Evidence

Design is typically done in one of two ways:

Listen to everyone. Survey all of the stakeholders and come up with a compromise that everyone can live with. Unfortunately, this method caters to the lowest common denominator, and more often than not it produces a result that satisfies no one. Conflicting preferences and needs neutralize each other, and no one gets what they want.
Listen to experts. Instead of going to the stakeholders for information, follow the guidance of experienced practitioners. Again, this method has problems. It often produced cookie-cutter designs, with elements copied and pasted from previous projects. The end result does not suit the specific context, nor the stakeholder’s needs.

Lorissa advocates a third way:
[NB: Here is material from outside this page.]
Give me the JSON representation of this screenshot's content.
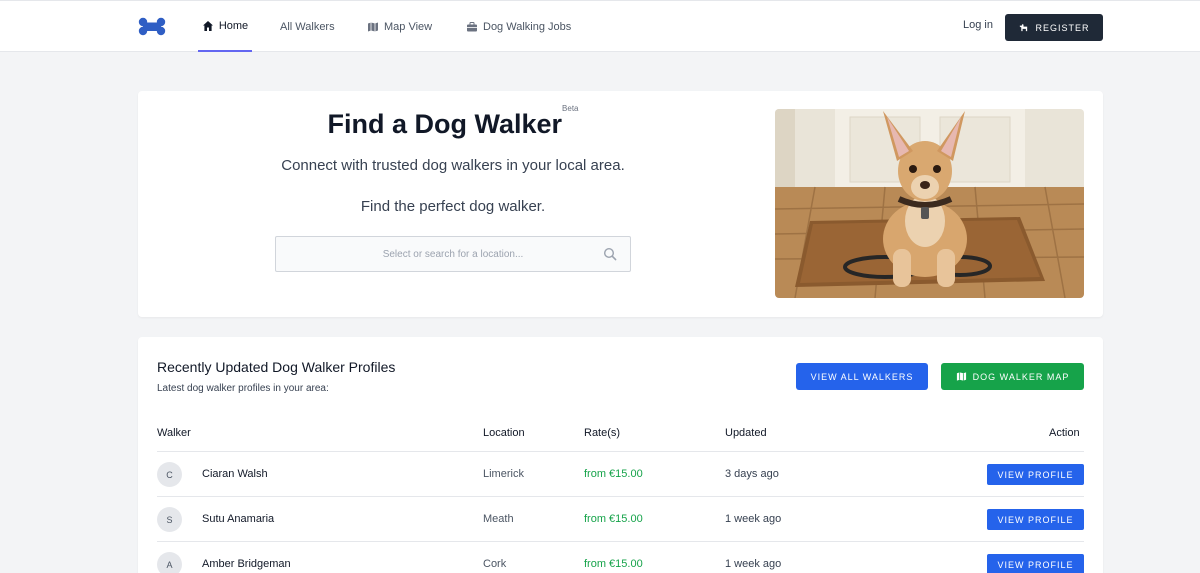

Listen to the evidence. Lorissa conducts careful, customized research to determine how to optimize the built environment, its processes, and the health of its human occupants. She then produced evidence-based designs and strategies that address the stakeholders’ and patients’ needs without falling into the trap of the lowest common denominator. This sometimes means that processes need to change in order to contribute to human thriving and business success, but these changes result in space with greater strength and vitality.